- _Supplied records_:
______

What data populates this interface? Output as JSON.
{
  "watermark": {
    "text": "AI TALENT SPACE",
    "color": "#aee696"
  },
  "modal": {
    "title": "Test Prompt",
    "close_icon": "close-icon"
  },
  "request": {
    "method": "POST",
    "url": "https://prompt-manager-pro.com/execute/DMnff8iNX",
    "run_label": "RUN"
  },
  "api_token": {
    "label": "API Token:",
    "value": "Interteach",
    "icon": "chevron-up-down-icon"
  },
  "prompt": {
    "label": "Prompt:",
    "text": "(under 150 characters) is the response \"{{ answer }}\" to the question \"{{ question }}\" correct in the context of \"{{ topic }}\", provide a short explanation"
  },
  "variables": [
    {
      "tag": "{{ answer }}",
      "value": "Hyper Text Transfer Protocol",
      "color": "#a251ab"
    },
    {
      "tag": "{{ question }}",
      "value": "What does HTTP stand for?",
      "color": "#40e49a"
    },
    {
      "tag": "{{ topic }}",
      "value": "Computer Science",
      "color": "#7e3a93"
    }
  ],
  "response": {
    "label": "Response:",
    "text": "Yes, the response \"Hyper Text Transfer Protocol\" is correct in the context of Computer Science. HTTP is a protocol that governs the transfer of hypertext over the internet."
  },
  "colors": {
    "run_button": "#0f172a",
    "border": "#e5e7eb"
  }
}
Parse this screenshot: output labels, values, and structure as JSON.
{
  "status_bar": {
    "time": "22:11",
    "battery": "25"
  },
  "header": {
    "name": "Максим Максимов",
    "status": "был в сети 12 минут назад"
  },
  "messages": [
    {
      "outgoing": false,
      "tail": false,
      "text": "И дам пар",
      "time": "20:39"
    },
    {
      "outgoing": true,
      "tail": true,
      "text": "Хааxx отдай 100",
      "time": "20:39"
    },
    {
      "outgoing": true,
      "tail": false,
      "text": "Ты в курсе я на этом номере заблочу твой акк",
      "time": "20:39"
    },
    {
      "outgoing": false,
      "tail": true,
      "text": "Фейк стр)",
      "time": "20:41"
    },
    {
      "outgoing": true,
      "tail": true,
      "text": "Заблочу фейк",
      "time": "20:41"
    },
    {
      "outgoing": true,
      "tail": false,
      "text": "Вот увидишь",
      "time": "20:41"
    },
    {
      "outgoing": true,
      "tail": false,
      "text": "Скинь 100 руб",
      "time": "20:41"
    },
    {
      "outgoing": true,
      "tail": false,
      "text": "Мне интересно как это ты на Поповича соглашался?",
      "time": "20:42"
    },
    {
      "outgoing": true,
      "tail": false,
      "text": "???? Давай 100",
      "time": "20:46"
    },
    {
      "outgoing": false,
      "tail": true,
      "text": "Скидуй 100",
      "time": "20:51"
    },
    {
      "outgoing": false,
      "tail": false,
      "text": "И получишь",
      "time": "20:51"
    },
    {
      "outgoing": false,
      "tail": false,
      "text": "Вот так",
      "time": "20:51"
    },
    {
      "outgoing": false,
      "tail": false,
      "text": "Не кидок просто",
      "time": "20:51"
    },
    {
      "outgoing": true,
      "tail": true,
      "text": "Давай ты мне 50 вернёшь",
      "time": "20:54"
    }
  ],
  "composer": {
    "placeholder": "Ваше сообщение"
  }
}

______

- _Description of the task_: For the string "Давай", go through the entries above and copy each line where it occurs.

- _Reply to the exercise_:
      "text": "???? Давай 100",
      "text": "Давай ты мне 50 вернёшь",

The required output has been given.